-- PROBLEM DESCRIPTION --
Among the lines of the records below, copy those that hold the word "JSON".

-- DATA RECORDS --
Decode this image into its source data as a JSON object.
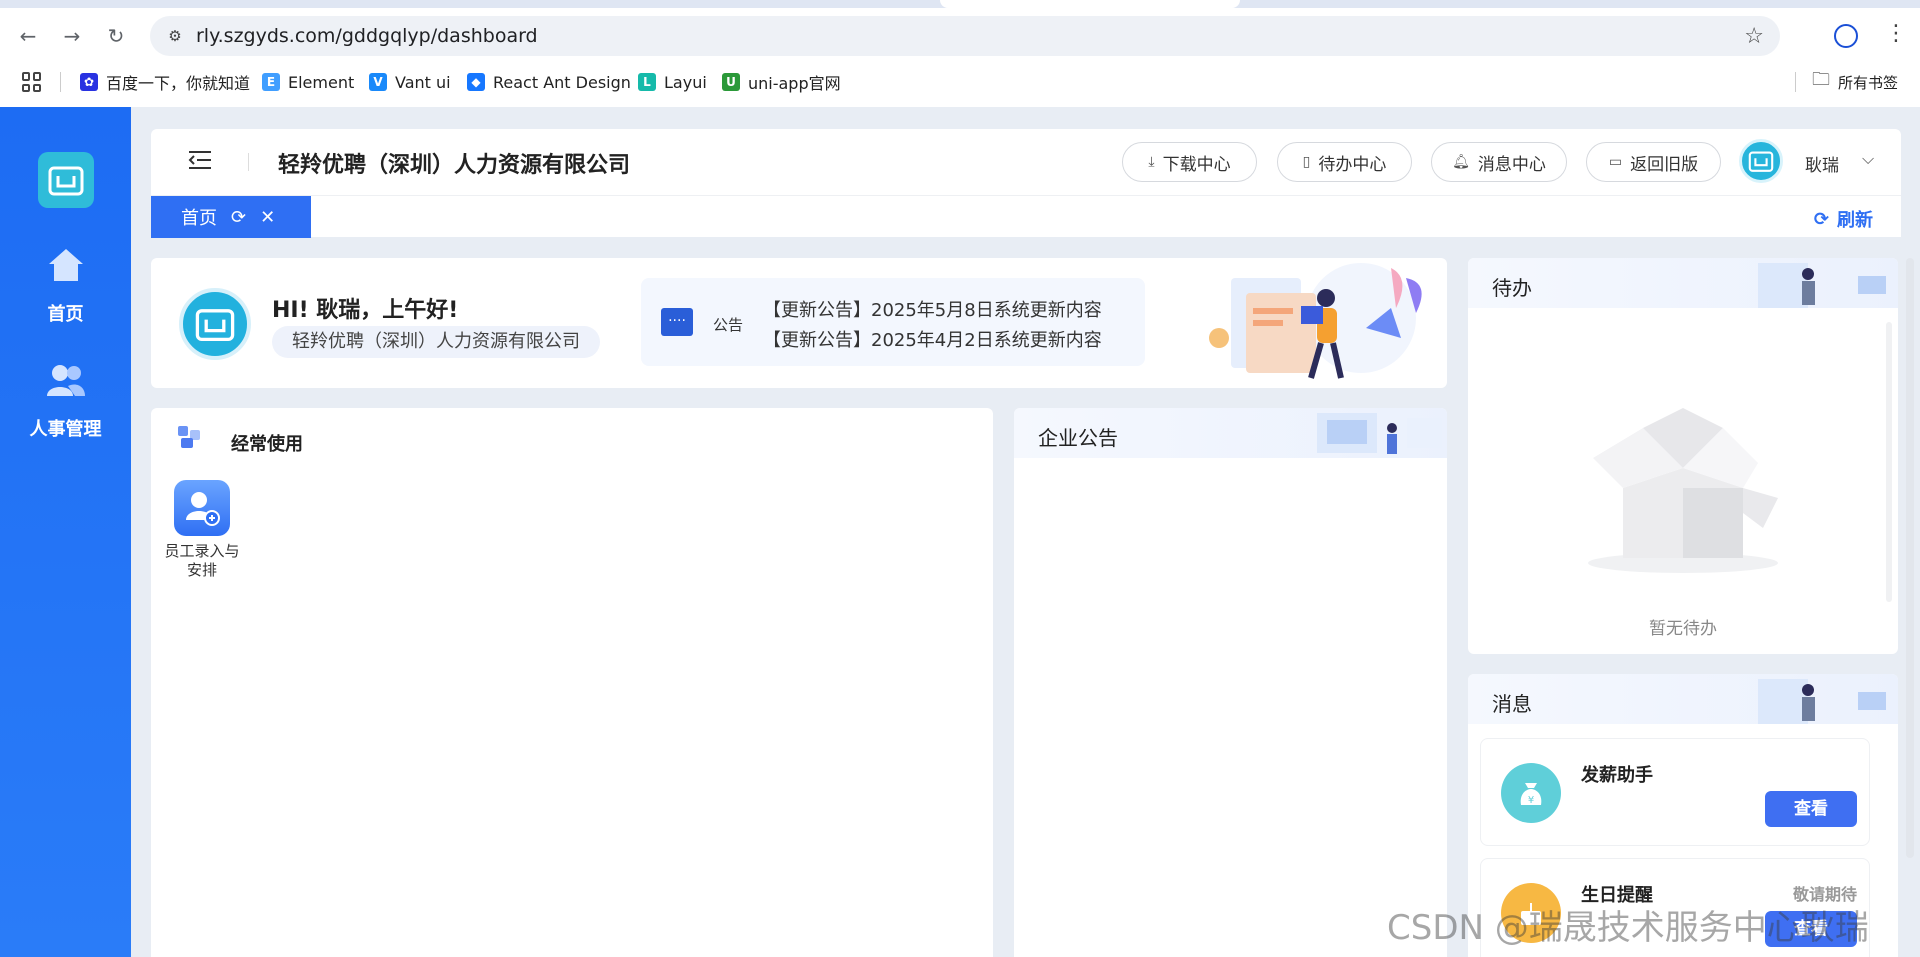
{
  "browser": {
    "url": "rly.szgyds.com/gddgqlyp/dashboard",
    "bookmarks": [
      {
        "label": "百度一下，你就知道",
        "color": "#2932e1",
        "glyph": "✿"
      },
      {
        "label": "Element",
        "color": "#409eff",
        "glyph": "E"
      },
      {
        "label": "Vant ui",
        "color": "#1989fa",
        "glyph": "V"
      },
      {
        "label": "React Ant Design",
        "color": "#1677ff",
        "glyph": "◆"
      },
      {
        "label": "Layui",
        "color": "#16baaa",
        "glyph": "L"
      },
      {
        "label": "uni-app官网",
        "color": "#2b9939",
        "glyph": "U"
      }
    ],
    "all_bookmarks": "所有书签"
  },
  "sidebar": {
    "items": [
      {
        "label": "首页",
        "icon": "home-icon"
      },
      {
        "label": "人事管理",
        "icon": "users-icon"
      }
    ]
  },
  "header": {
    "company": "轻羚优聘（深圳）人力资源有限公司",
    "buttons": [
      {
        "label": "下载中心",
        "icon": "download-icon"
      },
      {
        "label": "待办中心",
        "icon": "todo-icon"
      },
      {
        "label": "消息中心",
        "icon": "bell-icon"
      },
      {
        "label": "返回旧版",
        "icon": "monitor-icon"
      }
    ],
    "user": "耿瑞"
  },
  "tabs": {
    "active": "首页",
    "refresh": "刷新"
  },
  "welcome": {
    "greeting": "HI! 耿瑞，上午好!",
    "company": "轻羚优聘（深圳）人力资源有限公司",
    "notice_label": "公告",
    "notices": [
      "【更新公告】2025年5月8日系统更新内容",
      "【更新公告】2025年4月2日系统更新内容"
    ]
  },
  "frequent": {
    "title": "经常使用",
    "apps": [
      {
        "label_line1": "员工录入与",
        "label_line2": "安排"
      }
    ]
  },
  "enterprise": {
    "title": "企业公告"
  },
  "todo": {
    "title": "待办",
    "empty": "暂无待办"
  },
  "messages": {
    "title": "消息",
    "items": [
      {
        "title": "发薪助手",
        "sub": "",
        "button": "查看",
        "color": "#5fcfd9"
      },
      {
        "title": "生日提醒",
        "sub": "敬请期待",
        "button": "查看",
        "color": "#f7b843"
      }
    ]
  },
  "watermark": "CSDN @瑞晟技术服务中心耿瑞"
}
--
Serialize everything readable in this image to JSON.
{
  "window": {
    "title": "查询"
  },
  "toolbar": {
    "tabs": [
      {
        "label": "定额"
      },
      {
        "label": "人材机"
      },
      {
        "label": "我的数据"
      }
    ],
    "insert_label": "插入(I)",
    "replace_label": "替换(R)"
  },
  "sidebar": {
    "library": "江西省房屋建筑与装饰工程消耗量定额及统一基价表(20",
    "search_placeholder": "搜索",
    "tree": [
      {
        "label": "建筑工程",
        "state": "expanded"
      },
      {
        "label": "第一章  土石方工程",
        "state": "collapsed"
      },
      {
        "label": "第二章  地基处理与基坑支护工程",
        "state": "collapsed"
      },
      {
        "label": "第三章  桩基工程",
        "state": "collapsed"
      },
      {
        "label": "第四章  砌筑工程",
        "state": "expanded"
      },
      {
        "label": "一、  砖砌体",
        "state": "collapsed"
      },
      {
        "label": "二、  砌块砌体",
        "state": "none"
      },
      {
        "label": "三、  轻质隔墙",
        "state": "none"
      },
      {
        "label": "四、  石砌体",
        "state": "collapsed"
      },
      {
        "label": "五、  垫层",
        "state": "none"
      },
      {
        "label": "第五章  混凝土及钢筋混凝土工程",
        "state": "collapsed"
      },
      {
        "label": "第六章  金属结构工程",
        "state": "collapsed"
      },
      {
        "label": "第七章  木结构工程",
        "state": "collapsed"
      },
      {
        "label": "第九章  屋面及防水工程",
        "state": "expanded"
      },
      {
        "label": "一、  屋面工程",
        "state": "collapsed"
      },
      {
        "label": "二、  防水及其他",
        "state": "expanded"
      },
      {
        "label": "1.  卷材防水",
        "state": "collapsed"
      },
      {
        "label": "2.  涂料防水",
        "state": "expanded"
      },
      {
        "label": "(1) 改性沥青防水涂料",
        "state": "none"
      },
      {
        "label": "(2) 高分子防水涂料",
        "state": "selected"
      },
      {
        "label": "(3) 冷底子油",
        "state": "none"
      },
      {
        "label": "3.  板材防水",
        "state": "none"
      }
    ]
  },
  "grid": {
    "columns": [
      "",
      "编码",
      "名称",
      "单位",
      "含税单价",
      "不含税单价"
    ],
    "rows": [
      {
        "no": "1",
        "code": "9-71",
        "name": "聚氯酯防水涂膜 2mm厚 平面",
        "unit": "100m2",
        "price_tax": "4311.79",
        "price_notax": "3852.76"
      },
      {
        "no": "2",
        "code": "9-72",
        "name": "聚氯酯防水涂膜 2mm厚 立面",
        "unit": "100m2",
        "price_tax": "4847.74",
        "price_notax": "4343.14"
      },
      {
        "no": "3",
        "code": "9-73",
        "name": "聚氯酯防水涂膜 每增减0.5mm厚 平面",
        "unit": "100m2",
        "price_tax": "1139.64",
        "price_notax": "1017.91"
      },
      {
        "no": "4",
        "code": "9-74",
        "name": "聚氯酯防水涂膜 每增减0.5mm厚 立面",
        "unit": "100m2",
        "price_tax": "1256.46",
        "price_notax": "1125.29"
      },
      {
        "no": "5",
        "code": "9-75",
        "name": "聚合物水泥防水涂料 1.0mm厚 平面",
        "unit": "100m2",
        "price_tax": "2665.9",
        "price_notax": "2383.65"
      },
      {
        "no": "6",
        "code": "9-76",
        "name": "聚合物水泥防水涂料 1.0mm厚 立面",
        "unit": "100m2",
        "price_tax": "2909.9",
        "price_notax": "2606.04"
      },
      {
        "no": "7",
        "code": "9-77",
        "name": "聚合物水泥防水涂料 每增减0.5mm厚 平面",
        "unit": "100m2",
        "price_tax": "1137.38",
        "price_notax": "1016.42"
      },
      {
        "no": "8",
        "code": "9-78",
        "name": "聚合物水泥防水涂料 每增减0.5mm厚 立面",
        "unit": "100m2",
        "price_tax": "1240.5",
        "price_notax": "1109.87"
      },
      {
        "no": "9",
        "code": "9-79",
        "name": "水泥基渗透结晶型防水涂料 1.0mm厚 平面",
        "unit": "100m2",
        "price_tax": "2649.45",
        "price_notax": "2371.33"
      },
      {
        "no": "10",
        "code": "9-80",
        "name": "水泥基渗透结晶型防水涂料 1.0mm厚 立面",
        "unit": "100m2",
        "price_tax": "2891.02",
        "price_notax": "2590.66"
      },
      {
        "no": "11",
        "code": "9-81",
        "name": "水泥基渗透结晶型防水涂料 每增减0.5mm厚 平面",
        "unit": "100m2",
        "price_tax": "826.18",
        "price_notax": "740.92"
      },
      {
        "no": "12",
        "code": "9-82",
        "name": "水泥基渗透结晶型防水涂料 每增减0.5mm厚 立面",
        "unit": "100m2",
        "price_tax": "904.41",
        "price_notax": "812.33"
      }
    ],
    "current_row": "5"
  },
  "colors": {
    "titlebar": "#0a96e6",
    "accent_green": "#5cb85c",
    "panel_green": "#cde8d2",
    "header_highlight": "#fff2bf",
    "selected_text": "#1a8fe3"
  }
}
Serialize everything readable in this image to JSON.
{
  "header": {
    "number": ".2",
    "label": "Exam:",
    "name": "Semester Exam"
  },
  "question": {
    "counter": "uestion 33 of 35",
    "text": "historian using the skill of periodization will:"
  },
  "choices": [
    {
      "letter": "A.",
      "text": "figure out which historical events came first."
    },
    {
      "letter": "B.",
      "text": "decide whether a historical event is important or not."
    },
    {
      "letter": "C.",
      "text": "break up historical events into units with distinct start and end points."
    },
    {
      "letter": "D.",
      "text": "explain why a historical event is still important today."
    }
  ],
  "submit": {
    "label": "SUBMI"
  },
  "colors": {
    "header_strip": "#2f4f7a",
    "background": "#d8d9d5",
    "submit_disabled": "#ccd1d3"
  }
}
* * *
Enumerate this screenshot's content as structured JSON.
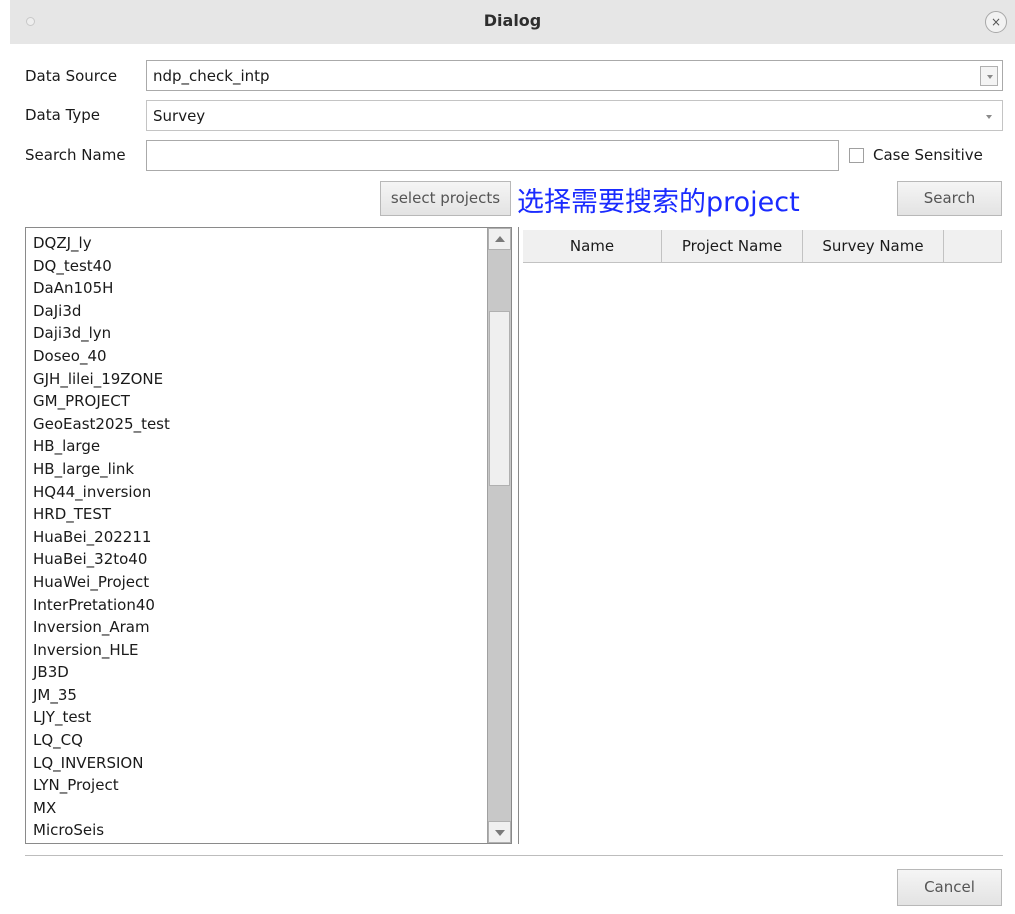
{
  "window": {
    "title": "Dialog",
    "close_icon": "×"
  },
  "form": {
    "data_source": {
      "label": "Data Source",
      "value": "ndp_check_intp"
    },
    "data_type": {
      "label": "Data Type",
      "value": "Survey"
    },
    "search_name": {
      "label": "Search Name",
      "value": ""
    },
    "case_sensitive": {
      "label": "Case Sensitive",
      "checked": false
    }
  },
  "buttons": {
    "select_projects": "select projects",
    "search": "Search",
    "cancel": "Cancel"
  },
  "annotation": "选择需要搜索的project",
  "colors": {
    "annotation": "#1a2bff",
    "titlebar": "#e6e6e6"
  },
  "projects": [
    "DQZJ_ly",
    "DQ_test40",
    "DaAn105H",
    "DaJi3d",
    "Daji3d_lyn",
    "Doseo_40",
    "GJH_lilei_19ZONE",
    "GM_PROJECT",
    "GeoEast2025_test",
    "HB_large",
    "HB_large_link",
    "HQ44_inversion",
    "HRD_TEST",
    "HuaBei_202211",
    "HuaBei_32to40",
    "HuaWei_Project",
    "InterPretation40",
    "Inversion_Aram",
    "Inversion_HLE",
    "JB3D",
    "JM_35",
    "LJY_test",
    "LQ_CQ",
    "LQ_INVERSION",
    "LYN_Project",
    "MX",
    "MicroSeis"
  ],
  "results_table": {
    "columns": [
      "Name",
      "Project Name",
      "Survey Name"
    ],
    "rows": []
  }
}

-- RESULT --
Decode this image into its source data as a JSON object.
Serialize everything readable in this image to JSON.
Serialize everything readable in this image to JSON.
Enumerate this screenshot's content as structured JSON.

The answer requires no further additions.